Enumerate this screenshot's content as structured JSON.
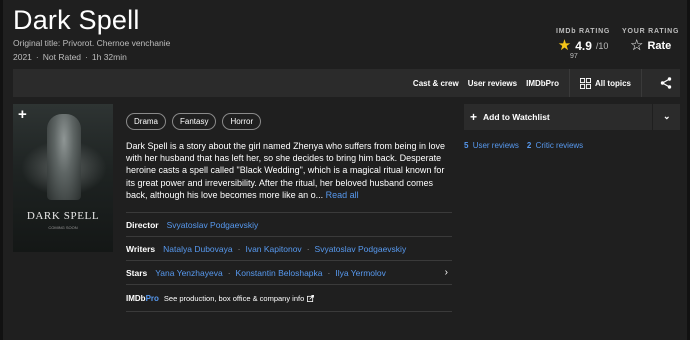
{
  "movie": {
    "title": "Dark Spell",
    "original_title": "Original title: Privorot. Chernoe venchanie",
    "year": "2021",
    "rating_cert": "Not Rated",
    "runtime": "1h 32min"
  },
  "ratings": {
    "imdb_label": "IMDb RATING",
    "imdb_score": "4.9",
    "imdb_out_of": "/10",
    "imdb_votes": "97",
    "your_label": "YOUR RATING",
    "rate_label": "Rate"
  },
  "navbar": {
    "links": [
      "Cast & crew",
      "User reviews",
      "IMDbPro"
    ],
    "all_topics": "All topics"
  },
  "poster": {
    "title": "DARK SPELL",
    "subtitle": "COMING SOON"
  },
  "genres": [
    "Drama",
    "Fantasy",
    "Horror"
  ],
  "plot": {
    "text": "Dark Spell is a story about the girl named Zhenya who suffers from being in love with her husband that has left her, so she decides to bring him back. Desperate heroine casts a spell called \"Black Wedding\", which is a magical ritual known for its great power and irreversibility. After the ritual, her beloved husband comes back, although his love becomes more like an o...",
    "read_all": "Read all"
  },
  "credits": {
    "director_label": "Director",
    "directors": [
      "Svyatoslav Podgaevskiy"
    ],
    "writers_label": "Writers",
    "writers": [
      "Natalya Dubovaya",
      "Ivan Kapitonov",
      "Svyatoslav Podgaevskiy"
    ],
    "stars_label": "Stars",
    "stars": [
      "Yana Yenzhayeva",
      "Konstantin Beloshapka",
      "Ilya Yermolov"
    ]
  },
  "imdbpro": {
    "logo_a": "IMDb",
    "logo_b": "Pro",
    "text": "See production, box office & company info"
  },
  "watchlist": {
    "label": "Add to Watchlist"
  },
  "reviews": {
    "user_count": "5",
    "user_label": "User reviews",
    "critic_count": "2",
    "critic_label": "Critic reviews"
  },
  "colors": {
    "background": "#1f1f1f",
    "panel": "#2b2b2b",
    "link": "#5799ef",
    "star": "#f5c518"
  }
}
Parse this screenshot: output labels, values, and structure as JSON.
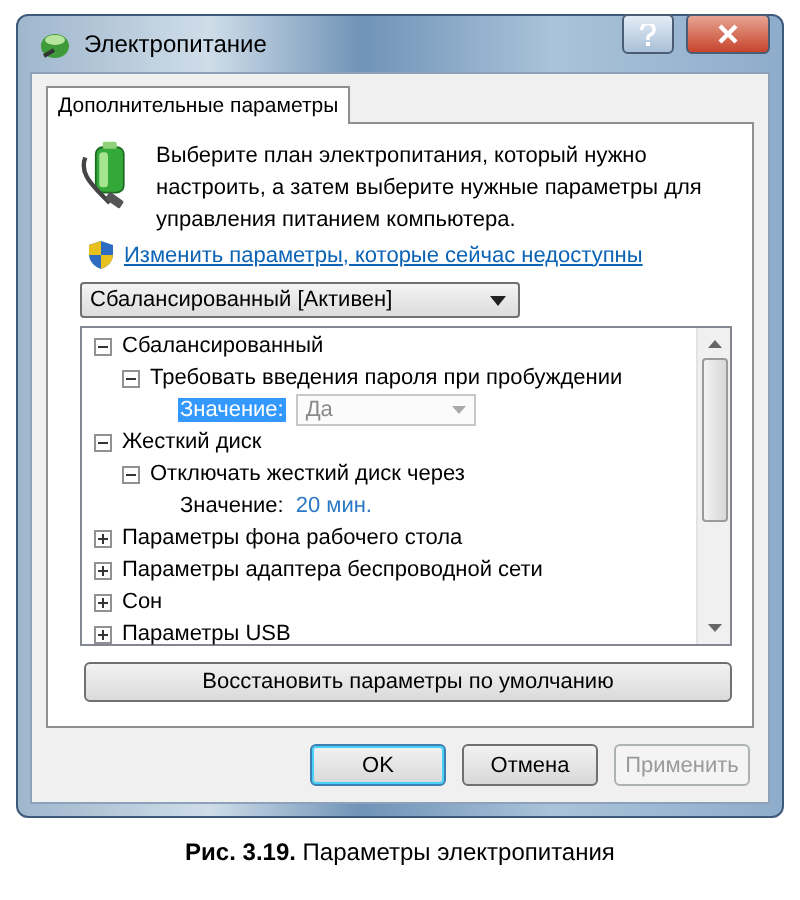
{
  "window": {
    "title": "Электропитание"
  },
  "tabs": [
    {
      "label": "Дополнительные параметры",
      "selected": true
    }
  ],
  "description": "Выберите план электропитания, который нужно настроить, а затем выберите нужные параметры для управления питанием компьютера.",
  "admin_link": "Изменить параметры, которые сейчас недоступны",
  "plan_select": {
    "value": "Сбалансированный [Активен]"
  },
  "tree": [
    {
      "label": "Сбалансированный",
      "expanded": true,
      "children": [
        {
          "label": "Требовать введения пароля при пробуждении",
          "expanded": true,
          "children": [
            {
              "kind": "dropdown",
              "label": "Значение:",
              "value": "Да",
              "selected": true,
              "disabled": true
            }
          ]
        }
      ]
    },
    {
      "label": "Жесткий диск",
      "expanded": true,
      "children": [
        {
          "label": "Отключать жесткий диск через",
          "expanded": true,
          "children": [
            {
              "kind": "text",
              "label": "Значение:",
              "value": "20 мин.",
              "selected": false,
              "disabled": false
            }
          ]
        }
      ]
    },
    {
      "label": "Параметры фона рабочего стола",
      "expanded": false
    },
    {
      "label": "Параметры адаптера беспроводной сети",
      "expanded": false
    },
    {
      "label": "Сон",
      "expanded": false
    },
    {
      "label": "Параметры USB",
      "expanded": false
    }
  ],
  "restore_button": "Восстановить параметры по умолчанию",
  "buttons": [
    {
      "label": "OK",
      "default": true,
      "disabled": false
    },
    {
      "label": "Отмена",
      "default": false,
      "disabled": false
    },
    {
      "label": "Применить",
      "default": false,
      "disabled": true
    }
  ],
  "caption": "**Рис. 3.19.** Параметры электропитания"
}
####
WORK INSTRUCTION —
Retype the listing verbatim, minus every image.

RESPONSE —
Enumerate this screenshot's content as structured JSON.
{
  "movie": {
    "title": "Dark Spell",
    "original_title": "Original title: Privorot. Chernoe venchanie",
    "year": "2021",
    "rating_cert": "Not Rated",
    "runtime": "1h 32min"
  },
  "ratings": {
    "imdb_label": "IMDb RATING",
    "imdb_score": "4.9",
    "imdb_out_of": "/10",
    "imdb_votes": "97",
    "your_label": "YOUR RATING",
    "rate_label": "Rate"
  },
  "navbar": {
    "links": [
      "Cast & crew",
      "User reviews",
      "IMDbPro"
    ],
    "all_topics": "All topics"
  },
  "poster": {
    "title": "DARK SPELL",
    "subtitle": "COMING SOON"
  },
  "genres": [
    "Drama",
    "Fantasy",
    "Horror"
  ],
  "plot": {
    "text": "Dark Spell is a story about the girl named Zhenya who suffers from being in love with her husband that has left her, so she decides to bring him back. Desperate heroine casts a spell called \"Black Wedding\", which is a magical ritual known for its great power and irreversibility. After the ritual, her beloved husband comes back, although his love becomes more like an o...",
    "read_all": "Read all"
  },
  "credits": {
    "director_label": "Director",
    "directors": [
      "Svyatoslav Podgaevskiy"
    ],
    "writers_label": "Writers",
    "writers": [
      "Natalya Dubovaya",
      "Ivan Kapitonov",
      "Svyatoslav Podgaevskiy"
    ],
    "stars_label": "Stars",
    "stars": [
      "Yana Yenzhayeva",
      "Konstantin Beloshapka",
      "Ilya Yermolov"
    ]
  },
  "imdbpro": {
    "logo_a": "IMDb",
    "logo_b": "Pro",
    "text": "See production, box office & company info"
  },
  "watchlist": {
    "label": "Add to Watchlist"
  },
  "reviews": {
    "user_count": "5",
    "user_label": "User reviews",
    "critic_count": "2",
    "critic_label": "Critic reviews"
  },
  "colors": {
    "background": "#1f1f1f",
    "panel": "#2b2b2b",
    "link": "#5799ef",
    "star": "#f5c518"
  }
}
Parse this screenshot: output labels, values, and structure as JSON.
{
  "window": {
    "title": "Электропитание"
  },
  "tabs": [
    {
      "label": "Дополнительные параметры",
      "selected": true
    }
  ],
  "description": "Выберите план электропитания, который нужно настроить, а затем выберите нужные параметры для управления питанием компьютера.",
  "admin_link": "Изменить параметры, которые сейчас недоступны",
  "plan_select": {
    "value": "Сбалансированный [Активен]"
  },
  "tree": [
    {
      "label": "Сбалансированный",
      "expanded": true,
      "children": [
        {
          "label": "Требовать введения пароля при пробуждении",
          "expanded": true,
          "children": [
            {
              "kind": "dropdown",
              "label": "Значение:",
              "value": "Да",
              "selected": true,
              "disabled": true
            }
          ]
        }
      ]
    },
    {
      "label": "Жесткий диск",
      "expanded": true,
      "children": [
        {
          "label": "Отключать жесткий диск через",
          "expanded": true,
          "children": [
            {
              "kind": "text",
              "label": "Значение:",
              "value": "20 мин.",
              "selected": false,
              "disabled": false
            }
          ]
        }
      ]
    },
    {
      "label": "Параметры фона рабочего стола",
      "expanded": false
    },
    {
      "label": "Параметры адаптера беспроводной сети",
      "expanded": false
    },
    {
      "label": "Сон",
      "expanded": false
    },
    {
      "label": "Параметры USB",
      "expanded": false
    }
  ],
  "restore_button": "Восстановить параметры по умолчанию",
  "buttons": [
    {
      "label": "OK",
      "default": true,
      "disabled": false
    },
    {
      "label": "Отмена",
      "default": false,
      "disabled": false
    },
    {
      "label": "Применить",
      "default": false,
      "disabled": true
    }
  ],
  "caption": "**Рис. 3.19.** Параметры электропитания"
}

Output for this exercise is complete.